by Louise Maureen Simeon – The Philippine Star, 8 Sep 2021
MANILA, Philippines — The country’s jobless rate hit its lowest level since the start of the pandemic, but more Filipinos are still on the lookout for additional hours of work as the quality of jobs available in the labor market has yet to improve.
Based on the latest report of the Philippine Statistics Authority (PSA), the labor situation in the Philippines improved in July as the unemployment rate eased to 6.9 percent from 7.7 percent in June.
This accounts for 3.07 million unemployed Filipinos in the labor force, with the latest print being the lowest since January 2020. Pandemic restrictions were eased in July, which allowed the economy to reopen and businesses to provide additional jobs.
It may be short-lived, however, as the unemployment rate will likely increase again in August following the reimposition of mobility curbs in the capital and nearby economic hubs.
While unemployment eased, the bigger concern is the underemployment rate, pertaining to the proportion of workers looking for more hours of work.
Underemployment surged to 20.9 percent or 8.69 million Filipinos from 14.2 percent or 6.41 million in June. This means that more than two million additional Filipinos failed to get enough work hours to earn adequate income.

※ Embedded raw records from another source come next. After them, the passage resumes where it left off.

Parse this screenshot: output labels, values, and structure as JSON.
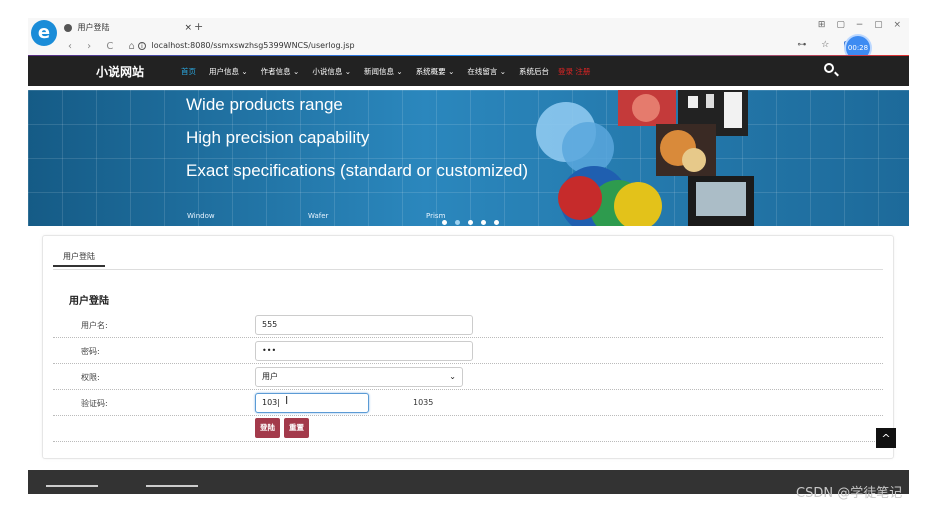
{
  "browser": {
    "tab_title": "用户登陆",
    "tab_close": "×",
    "new_tab": "+",
    "nav_buttons": "‹ › C ⌂",
    "url": "localhost:8080/ssmxswzhsg5399WNCS/userlog.jsp",
    "timer": "00:28"
  },
  "site": {
    "logo": "小说网站",
    "menu": [
      "首页",
      "用户信息 ⌄",
      "作者信息 ⌄",
      "小说信息 ⌄",
      "新闻信息 ⌄",
      "系统概要 ⌄",
      "在线留言 ⌄",
      "系统后台"
    ],
    "login_register": "登录 注册"
  },
  "banner": {
    "lines": [
      "Wide products range",
      "High precision capability",
      "Exact specifications (standard or customized)"
    ],
    "captions": [
      "Window",
      "Wafer",
      "Prism"
    ]
  },
  "panel": {
    "tab": "用户登陆",
    "form_title": "用户登陆",
    "fields": {
      "username_label": "用户名:",
      "username_value": "555",
      "password_label": "密码:",
      "password_value": "•••",
      "role_label": "权限:",
      "role_value": "用户",
      "captcha_label": "验证码:",
      "captcha_value": "103|",
      "captcha_code": "1035"
    },
    "login_button": "登陆",
    "reset_button": "重置"
  },
  "back_to_top": "^",
  "watermark": "CSDN @学徒笔记"
}
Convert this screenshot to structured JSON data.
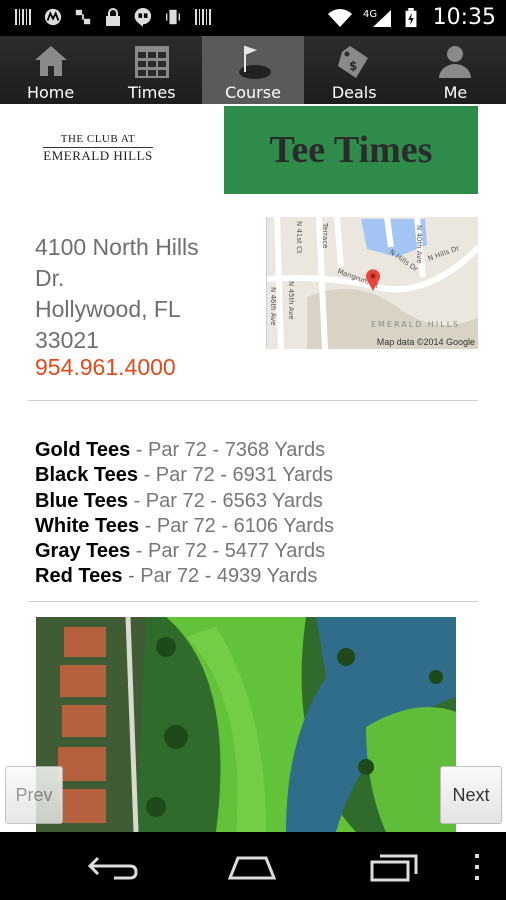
{
  "status_bar": {
    "time": "10:35",
    "network": "4G"
  },
  "tabs": [
    {
      "label": "Home",
      "icon": "home-icon",
      "active": false
    },
    {
      "label": "Times",
      "icon": "calendar-grid-icon",
      "active": false
    },
    {
      "label": "Course",
      "icon": "golf-flag-icon",
      "active": true
    },
    {
      "label": "Deals",
      "icon": "price-tag-icon",
      "active": false
    },
    {
      "label": "Me",
      "icon": "person-icon",
      "active": false
    }
  ],
  "header": {
    "logo_line1": "THE CLUB AT",
    "logo_line2": "EMERALD HILLS",
    "banner_text": "Tee Times",
    "banner_color": "#2e8b4a"
  },
  "course": {
    "address_line1": "4100 North Hills",
    "address_line2": "Dr.",
    "address_line3": "Hollywood, FL",
    "address_line4": "33021",
    "phone": "954.961.4000",
    "phone_color": "#e24a1b"
  },
  "map": {
    "streets": [
      "N 46th Ave",
      "N 45th Ave",
      "Mangrum Ct",
      "N Hills Dr",
      "N 40th Ave",
      "N Hills Dr",
      "Terrace",
      "N 41st Ct",
      "EMERALD HILLS"
    ],
    "credit": "Map data ©2014 Google"
  },
  "tees": [
    {
      "name": "Gold Tees",
      "detail": " - Par 72 - 7368 Yards"
    },
    {
      "name": "Black Tees",
      "detail": " - Par 72 - 6931 Yards"
    },
    {
      "name": "Blue Tees",
      "detail": " - Par 72 - 6563 Yards"
    },
    {
      "name": "White Tees",
      "detail": " - Par 72 - 6106 Yards"
    },
    {
      "name": "Gray Tees",
      "detail": " - Par 72 - 5477 Yards"
    },
    {
      "name": "Red Tees",
      "detail": " - Par 72 - 4939 Yards"
    }
  ],
  "buttons": {
    "prev": "Prev",
    "next": "Next"
  }
}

The average weekly hours of work of an employed person increased to 41.8 hours from 39 hours in June. Underemployment was highest in MIMAROPA at 31.2 percent followed by the Bicol Region at 30.4 percent.
Leonardo Lanzona, labor economist and professor at the Ateneo De Manila University, said underemployment is a more crucial indicator of the labor market and its increase is a sign of poor work quality.
“People cannot afford to be unemployed and so they will accept any job offer or opportunity given to them. Large sectors have closed because of the pandemic,” he told The STAR.
He added that the issue is then structural in nature and any form of monetary response, which could have worked in a financial crisis, is inadequate.
“Unless a new industrial policy that will absorb the workers laid off by the pandemic is developed, the problem of poor work quality will be longer lasting,” Lanzona said.
It should also be noted that the country’s labor force participation rate, or Filipinos aged 15 years and above, declined to 59.8 percent of the total working age population from 65 percent.
This is equivalent to around 44.74 million economically active Filipinos, whether employed or looking for work, a significant drop from the 48.84 million in June.
Lanzona explained that the decline in labor force participation can be an indication of discouragement among Filipinos.
“Seeing that jobs are not available anyway or wages are not going to compensate their efforts, many workers decided not to participate in the labor force,” he said.
PSA chief Dennis Mapa said some seven percent or 2.08 million Filipinos did not participate and that contributed to the decline in participation rate.
“Of that, 5.9 percent gave COVID-19 as the reason while 1.1 percent said they are having a hard time looking for jobs or they think they have no chance of finding one,” Mapa said.
In a joint statement, the country’s economic managers said the government will continue to strengthen healthcare capacity, accelerate the vaccination program, and impose more targeted granular lockdowns to enable more people to safely join the labor force and earn a living.
To address the current labor woes, Lanzona said the government should set up an effective employment program that can create more opportunities for the poor.
“This cannot be done overnight and so even with the lockdown, the policy should be developed. So far, the government has relied on monetary policies that are of limited efficacy,” he said.
The economic team said the government will continue pursuing structural reforms to provide the country with a strong foundation for growth beyond the pandemic as it called on lawmakers to swiftly pass needed legislation.
These include amendments to the Public Service Act, Retail Trade Liberalization Act, and Foreign Investment Act, to help the country attract more foreign investments and build better infrastructure.
Meanwhile, the industries that showed the largest increase in job creation include administrative and support service activities at 462,000, construction at 411,000, and education at 223,000.
Decreases, on the other hand, were recorded in agriculture and forestry, wholesale and retail trade, and mining and quarrying.
Around 1.8 million of the month-on-month job loss came from the agriculture sector as typhoon Fabian hit the country around mid-July, destroyed some P700 million worth of output, and affected multiple regions in the country. The African swine fever also continues to affect hog raisers.
Workers are grouped into the three sectors, namely, agriculture, industry, and the services sector. Those in the services sector comprised most of the employed persons accounting for 57.9 percent share during the period.
Services sector was followed by agriculture with 22.1 percent share while the industry sector accounted for the smallest share of 20 percent.